Twenty years ago, when I was nine, the Internet was a relatively new thing. Getting online meant unplugging the phone and using our dial up connection. The world has changed a lot in the last twenty years. The Pimsleur Method has not.
Old but effective?
There’s nothing inherently wrong with Pimsleur – just like there’s nothing wrong with that Kodak camera that’s been collecting dust for years in your closet. They both still work. They’re both effective at doing what they’re meant to do. The biggest difference between the two is that people aren’t paying top dollar for those old film cameras. However, Pimsleur products, despite being from an earlier generation, are still some of the most expensive language learning products on the market today.
There are five levels in the complete Pimsleur Mandarin course. They start at the absolute beginner level and work their way up. Each level contains 30 lessons and about 16 hours of material. They’re audio based and meant to be studied for 30 minutes each day. There are also transcripts that you can use for extra help – but really, it’s best to think of this as purely audio based lessons. You won’t learn any characters.
Learn Chinese in five months, only studying 30 minutes a day?
The pace can feel tediously slow at times. Very few new words and phrases are introduced in each lesson and they often won’t discuss different ways to use the new vocabulary. They say after the five levels you’ll reach an advanced intermediate level of fluency. This sounds like some marketing BS to me. This is only studying 30 minutes a day for five months. There’s just too much to learn and that’s not enough time spent studying to reach that high of a level.

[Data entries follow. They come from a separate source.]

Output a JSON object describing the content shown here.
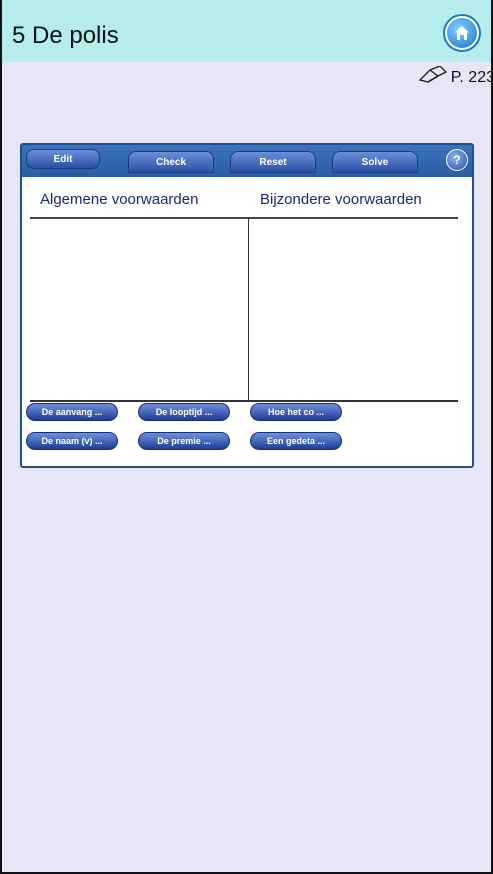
{
  "header": {
    "title": "5 De polis",
    "home_icon": "home-icon"
  },
  "page_ref": {
    "icon": "book-icon",
    "label": "P. 223"
  },
  "widget": {
    "toolbar": {
      "edit": "Edit",
      "check": "Check",
      "reset": "Reset",
      "solve": "Solve",
      "help": "?"
    },
    "columns": {
      "left": "Algemene voorwaarden",
      "right": "Bijzondere voorwaarden"
    },
    "chips": [
      "De aanvang ...",
      "De looptijd ...",
      "Hoe het co ...",
      "De naam (v) ...",
      "De premie ...",
      "Een gedeta ..."
    ]
  },
  "colors": {
    "header_bg": "#b6ecec",
    "page_bg": "#e6e6f7",
    "widget_border": "#1e4e93",
    "accent": "#1a72c9"
  }
}
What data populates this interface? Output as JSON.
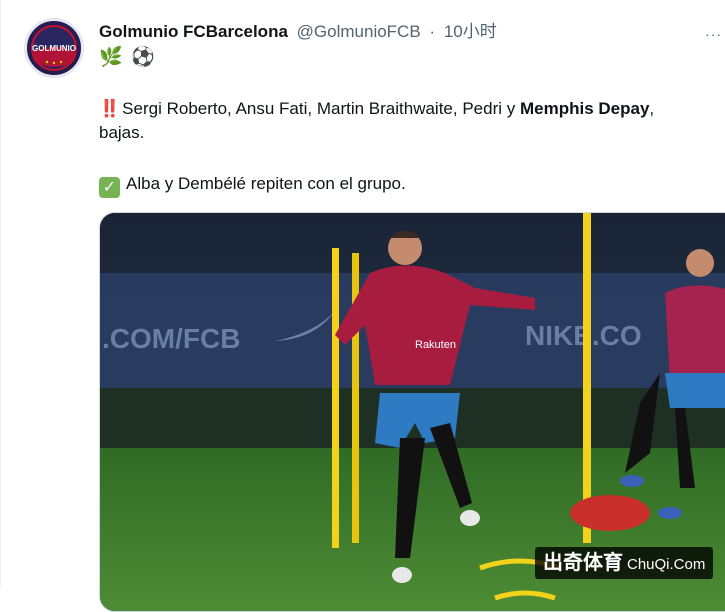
{
  "tweet": {
    "display_name": "Golmunio FCBarcelona",
    "handle": "@GolmunioFCB",
    "separator": "·",
    "time": "10小时",
    "more_icon": "···",
    "bio_emoji": [
      "🌿",
      "⚽"
    ],
    "avatar_text": "GOLMUNIO",
    "line1_emoji": "‼️",
    "line1_plain": "Sergi Roberto, Ansu Fati, Martin Braithwaite, Pedri y ",
    "line1_bold": "Memphis Depay",
    "line1_end": ",",
    "line2": "bajas.",
    "line3_emoji": "✓",
    "line3": "Alba y Dembélé repiten con el grupo."
  },
  "media": {
    "board_text_left": ".COM/FCB",
    "board_text_right": "NIKE.CO",
    "shirt_text": "Rakuten",
    "colors": {
      "jersey": "#a81d3f",
      "shorts": "#2e7bc4",
      "pole": "#f2d21b",
      "grass": "#3f7c2e"
    }
  },
  "watermark": {
    "brand": "出奇体育",
    "site": "ChuQi.Com"
  }
}
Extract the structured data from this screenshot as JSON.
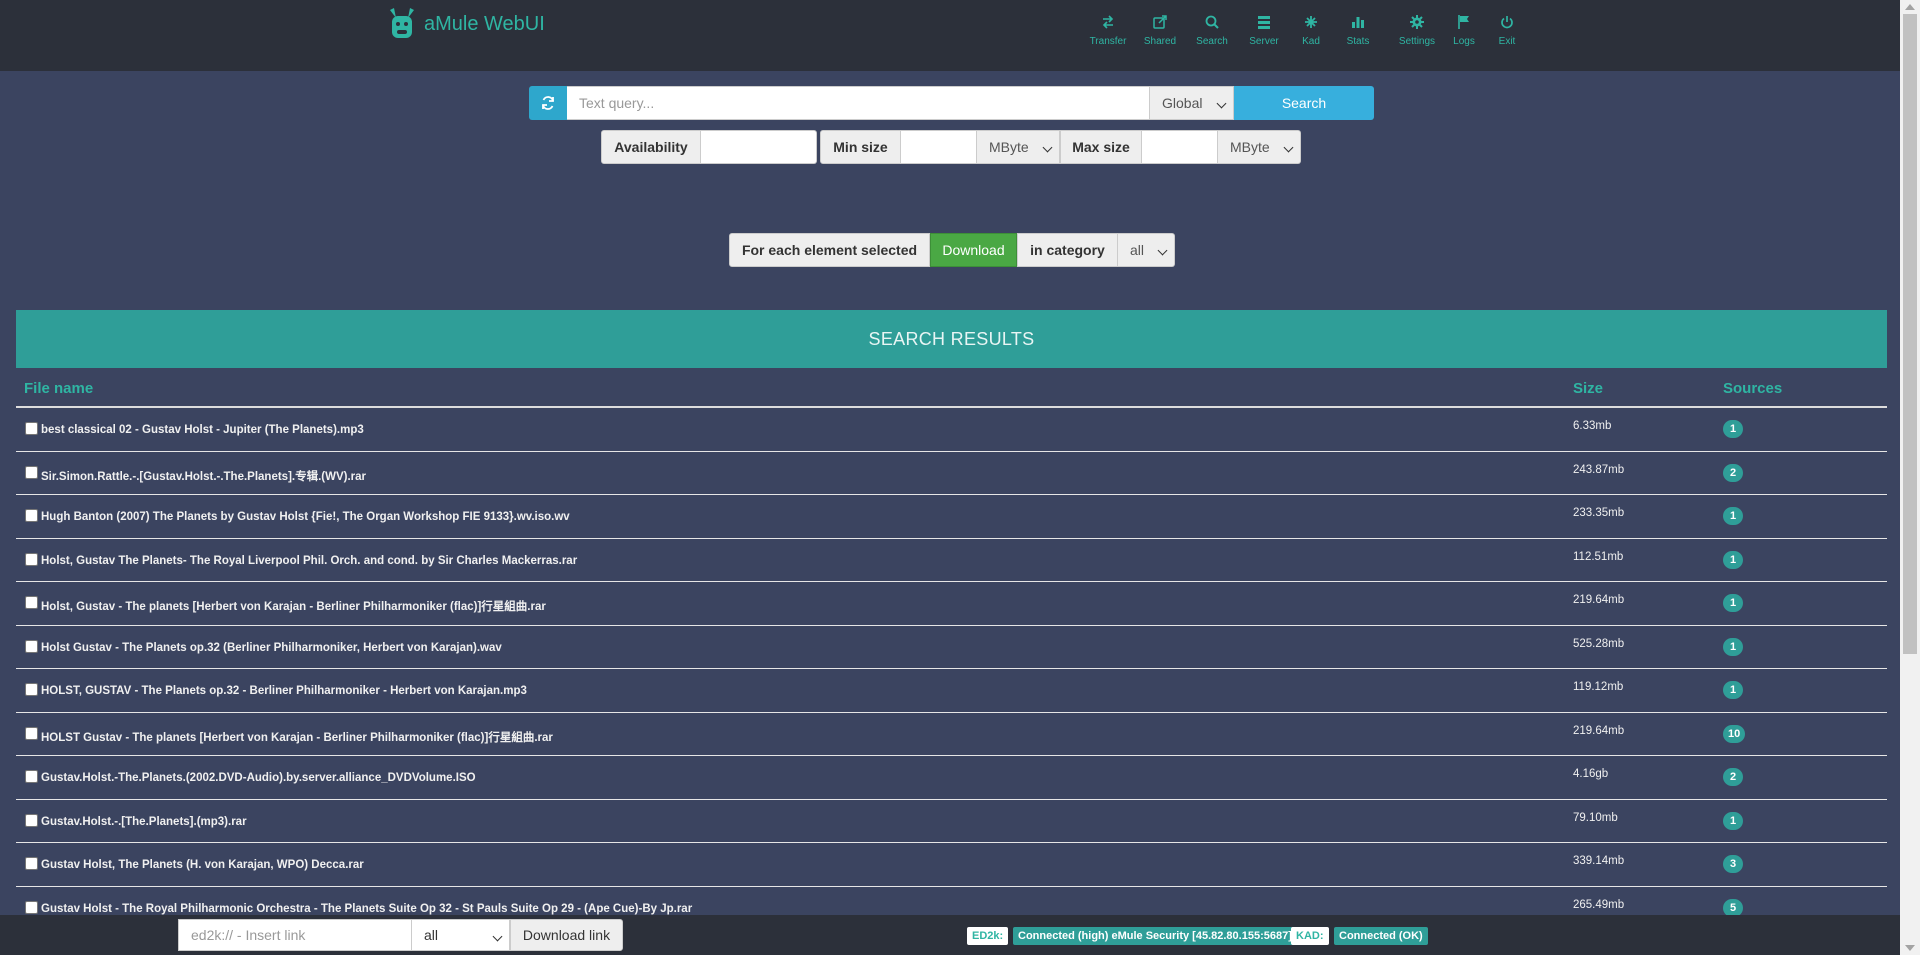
{
  "app": {
    "title": "aMule WebUI"
  },
  "nav": [
    {
      "label": "Transfer",
      "icon": "transfer-icon"
    },
    {
      "label": "Shared",
      "icon": "share-icon"
    },
    {
      "label": "Search",
      "icon": "search-icon"
    },
    {
      "label": "Server",
      "icon": "server-icon"
    },
    {
      "label": "Kad",
      "icon": "kad-icon"
    },
    {
      "label": "Stats",
      "icon": "stats-icon"
    },
    {
      "label": "Settings",
      "icon": "settings-icon"
    },
    {
      "label": "Logs",
      "icon": "flag-icon"
    },
    {
      "label": "Exit",
      "icon": "power-icon"
    }
  ],
  "search": {
    "placeholder": "Text query...",
    "scope": "Global",
    "button": "Search"
  },
  "filters": {
    "availability_label": "Availability",
    "min_size_label": "Min size",
    "min_unit": "MByte",
    "max_size_label": "Max size",
    "max_unit": "MByte"
  },
  "actions": {
    "for_each_label": "For each element selected",
    "download_button": "Download",
    "in_category_label": "in category",
    "category": "all"
  },
  "results": {
    "title": "SEARCH RESULTS",
    "columns": {
      "name": "File name",
      "size": "Size",
      "sources": "Sources"
    },
    "rows": [
      {
        "name": "best classical 02 - Gustav Holst - Jupiter (The Planets).mp3",
        "size": "6.33mb",
        "sources": "1"
      },
      {
        "name": "Sir.Simon.Rattle.-.[Gustav.Holst.-.The.Planets].专辑.(WV).rar",
        "size": "243.87mb",
        "sources": "2"
      },
      {
        "name": "Hugh Banton (2007) The Planets by Gustav Holst {Fie!, The Organ Workshop FIE 9133}.wv.iso.wv",
        "size": "233.35mb",
        "sources": "1"
      },
      {
        "name": "Holst, Gustav The Planets- The Royal Liverpool Phil. Orch. and cond. by Sir Charles Mackerras.rar",
        "size": "112.51mb",
        "sources": "1"
      },
      {
        "name": "Holst, Gustav - The planets [Herbert von Karajan - Berliner Philharmoniker (flac)]行星組曲.rar",
        "size": "219.64mb",
        "sources": "1"
      },
      {
        "name": "Holst Gustav - The Planets op.32 (Berliner Philharmoniker, Herbert von Karajan).wav",
        "size": "525.28mb",
        "sources": "1"
      },
      {
        "name": "HOLST, GUSTAV - The Planets op.32 - Berliner Philharmoniker - Herbert von Karajan.mp3",
        "size": "119.12mb",
        "sources": "1"
      },
      {
        "name": "HOLST Gustav - The planets [Herbert von Karajan - Berliner Philharmoniker (flac)]行星組曲.rar",
        "size": "219.64mb",
        "sources": "10"
      },
      {
        "name": "Gustav.Holst.-The.Planets.(2002.DVD-Audio).by.server.alliance_DVDVolume.ISO",
        "size": "4.16gb",
        "sources": "2"
      },
      {
        "name": "Gustav.Holst.-.[The.Planets].(mp3).rar",
        "size": "79.10mb",
        "sources": "1"
      },
      {
        "name": "Gustav Holst, The Planets (H. von Karajan, WPO) Decca.rar",
        "size": "339.14mb",
        "sources": "3"
      },
      {
        "name": "Gustav Holst - The Royal Philharmonic Orchestra - The Planets Suite Op 32 - St Pauls Suite Op 29 - (Ape Cue)-By Jp.rar",
        "size": "265.49mb",
        "sources": "5"
      }
    ]
  },
  "footer": {
    "link_placeholder": "ed2k:// - Insert link",
    "category": "all",
    "download_link_button": "Download link",
    "ed2k_label": "ED2k:",
    "ed2k_status": "Connected (high) eMule Security [45.82.80.155:5687]",
    "kad_label": "KAD:",
    "kad_status": "Connected (OK)"
  },
  "colors": {
    "accent": "#2fb5a3",
    "background": "#3b4460",
    "bar": "#2c303a",
    "download": "#4aa844",
    "search": "#37afdd"
  }
}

You’ll really need to use additional resources to supplement your studying.
The lessons are slow and boring
You aren’t just listening to the lessons – you’ll need to actually be participating in them. A lot of the time is spent reviewing the words that you’ve learned. The host will prompt you by asking, “how do you say ___” or “Do you remember how to answer?” These make it so you have to consciously think of the answer and actively study. You’re supposed to practice speaking by answering the question out loud. The lessons do go a bit slow though and you may feel yourself getting bored with answering the same questions over and over again. Personally, I prefer Glossika as they cut out a lot of the English, go much faster and are much cheaper – though less suitable to absolute beginners.
Why you shouldn’t use Pimsleur

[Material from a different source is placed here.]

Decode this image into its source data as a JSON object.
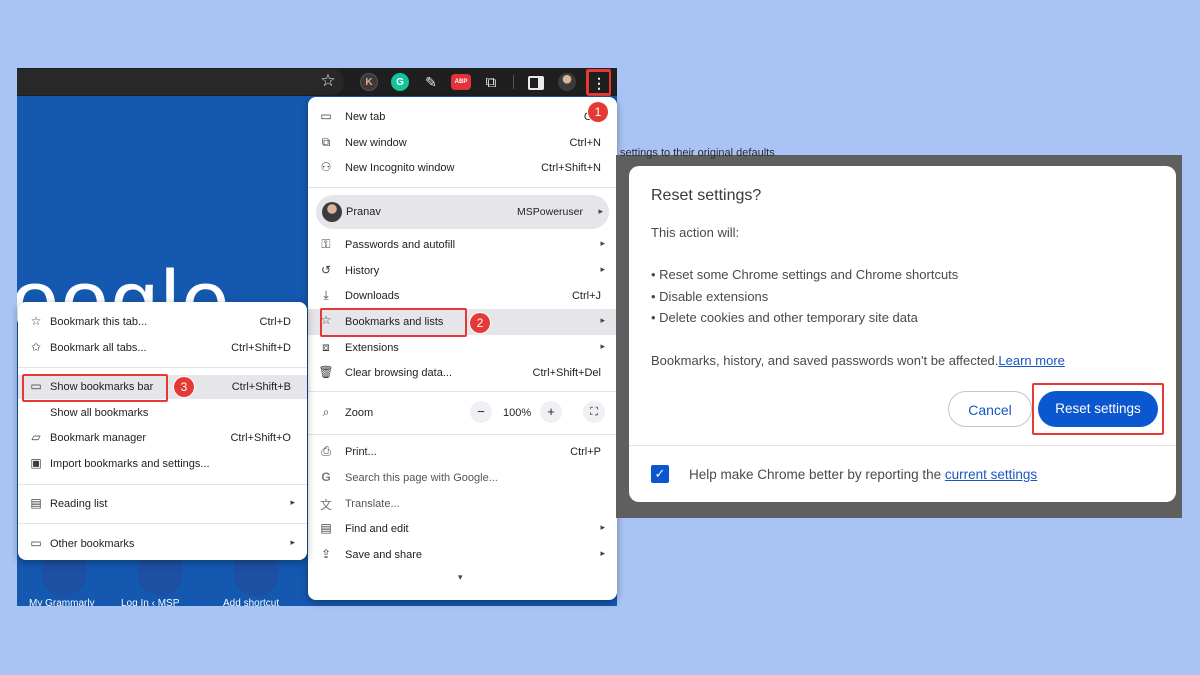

The first and obvious reason not to use Pimsleur is the price. It’s ridiculously expensive. For MP3s of all five levels, it’ll cost $550 and the CDs are $1190. Do people really pay an extra $640 to get the CD versions? Let’s just say it costs $550 for argument sakes. With that money, you could get…
One year of Skritter ($100 – use coupon code alllanguageresources to get 45% off the first month)
It’s not as if Pimsleur has so much material either. All five levels only come out to 80 hours of lessons. Chinesepod alone easily has five times that amount of material.
It’s slow and not particularly fun. A good way to lose interest in learning Chinese is by using study methods that aren’t enjoyable. Granted, any way you study will be hard and not particularly fun fun in the beginning. However, Pimsleur takes it to another level of blah.
It’s all audio. I personally enjoy learning the characters and it feels really rewarding when I’m able to read things in Chinese. I also feel like learning the characters really aids in understanding the spoken language. There are so many similar sounds in Chinese, especially for beginner students who are still figuring out tones and pronunciation nuances. For me learning characters has been a very productive use of time.
For an audio course, there’s not much focus on pronunciation. There’s a short description of the sounds and similar sounds found in English in their lesson transcript. This is completely lacking though. It might have been okay ten or fifteen years ago when better resources didn’t exist. But nowadays, far better and free guides to learning pronunciation can be found online easily.
What’s good about Pimsleur?
The lessons will give you a good base and foundation in learning Mandarin. They aren’t passive and they push you into participating in the lessons.
You’ll get a lot of repetition of certain words and phrases that you’ll be able to comfortably use later on when the situation arises.
They’ve been around so long that there’s a decent chance you’ll be able to find a used copy at a decent discount or a free one from your library. I wouldn’t judge you for trying to find a pirated copy online either.
If you were planning to move to China in the early 2000’s, Pimsleur might have been my top recommendation for learning Chinese. Fortunately, things have changed significantly since then and learning a language is no longer the financial burden that it once was. Nowadays, nobody should pay full price for a Pimsleur product, but if you can get your hands on one for cheap or free – it’s worth trying out.